|Amount per serving|
|% Daily Value*|
|Total Fat 0g||0%|
|Saturated Fat 0g||0%|
|Total Carbohydrate 66g||24%|
|Dietary Fiber 0g||0%|
|Total Sugars 66g|
|Vitamin C 0mg||0%|
|*The % Daily Value (DV) tells you how much a nutrient in a food serving contributes to a daily diet. 2,000 calories a day is used for general nutrition advice.|
Spun sugar creates a beautiful web of glossy sugar strands that can be used to wrap or top pastries. When done correctly it produces a beautiful and professional appearance. As always, when working with hot sugar you should exercise extreme caution since sugar can produce terrible burns. Spun sugar quickly liquidates when it comes into contact with moisture so avoid making this in very humid environments. In addition to this recipe, a step-by-step photo guide explaining how to make spun sugar is a helpful resource.
2 cups sugar
1/2 cup light corn syrup
1/2 cup water
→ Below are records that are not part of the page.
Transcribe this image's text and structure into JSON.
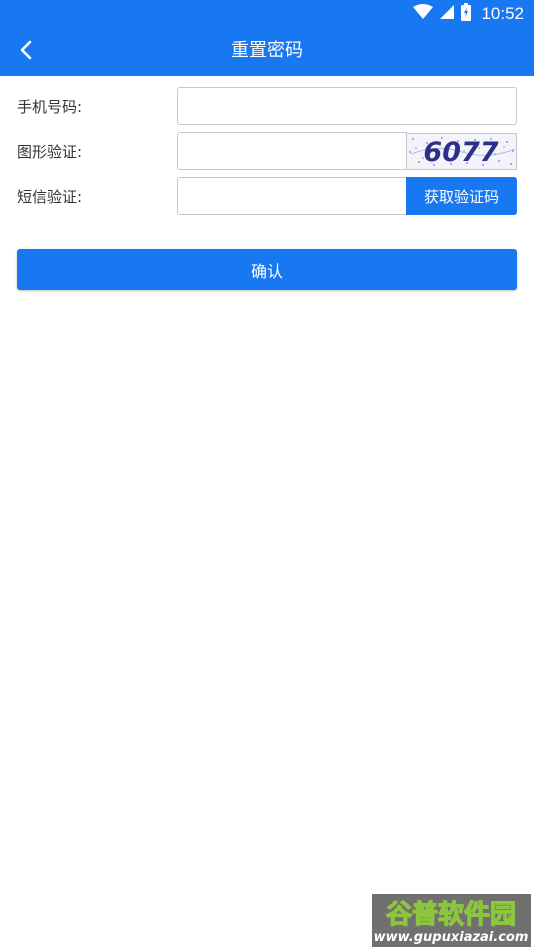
{
  "status_bar": {
    "time": "10:52",
    "icons": [
      "wifi-icon",
      "cell-signal-icon",
      "battery-icon"
    ]
  },
  "header": {
    "title": "重置密码",
    "back_icon": "chevron-left-icon"
  },
  "form": {
    "phone_label": "手机号码:",
    "phone_value": "",
    "captcha_label": "图形验证:",
    "captcha_value": "",
    "captcha_image_text": "6077",
    "sms_label": "短信验证:",
    "sms_value": "",
    "sms_button_label": "获取验证码"
  },
  "confirm_label": "确认",
  "watermark": {
    "brand": "谷普软件园",
    "url": "www.gupuxiazai.com"
  },
  "colors": {
    "primary": "#1878f2",
    "input_border": "#c8c8c8",
    "label_text": "#333333",
    "captcha_text": "#2d2f8a"
  }
}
Prepare your workstation by covering your kitchen counter and floor with newspaper to catch sugar spills. Take 3 or 4 saucepans and arrange them close together on the paper-covered counter, handles facing outward and extending over the edge of the counter. Spray the handles with nonstick cooking spray.
Fill a large bowl with ice and water, and set it aside to be used later.
Combine the sugar, corn syrup, and water in a medium saucepan over medium-high heat and stir until the sugar dissolves. Cover the saucepan with a lid and boil for 2 to 3 minutes, then remove the lid and continue to boil the sugar syrup, stirring occasionally, until it reaches 310 F. The sugar will cook very quickly toward the end, so watch closely to ensure it doesn’t burn.
As soon as the sugar reaches the proper temperature, remove the saucepan from the heat and dunk the bottom in the prepared ice water to stop the sugar from cooking further. Allow the mixture to stand for a minute or two. It will thicken slightly.
Hold the pan in one hand and a fork in the other. Dip the fork in the sugar syrup and stir. Remove the fork from the heat and hold it 5 to 6 inches above the prepared saucepan handles. Rapidly flick the fork back and forth over the handles. The sugar syrup should create very fine strands of sugar that drape over the handles. If the syrup doesn’t create any strands, or the strands have a lot of “beads,” allow the syrup to cool for another minute. If the strands are very lumpy and difficult to form, reheat the syrup very briefly.
Continue to dip and quickly flick the fork over the handles, creating many fine strands of spun sugar. At any point, you can remove the sugar that has accumulated and shape it into balls, nests, or thin tubes as desired. Continue to create spun sugar until your syrup is gone, or until you have enough spun sugar for your needs.
Spun sugar is best used immediately after it is made. The sugar will start to liquefy if it comes into contact with anything moist or humid. If you are using it on top of a dessert, wait to position it until the last possible moment. If you want to attempt to store it, place it in a dry, airtight container, preferably with several packages of desiccants, like those found in vitamin bottles. Keep the sealed container away from extreme heat.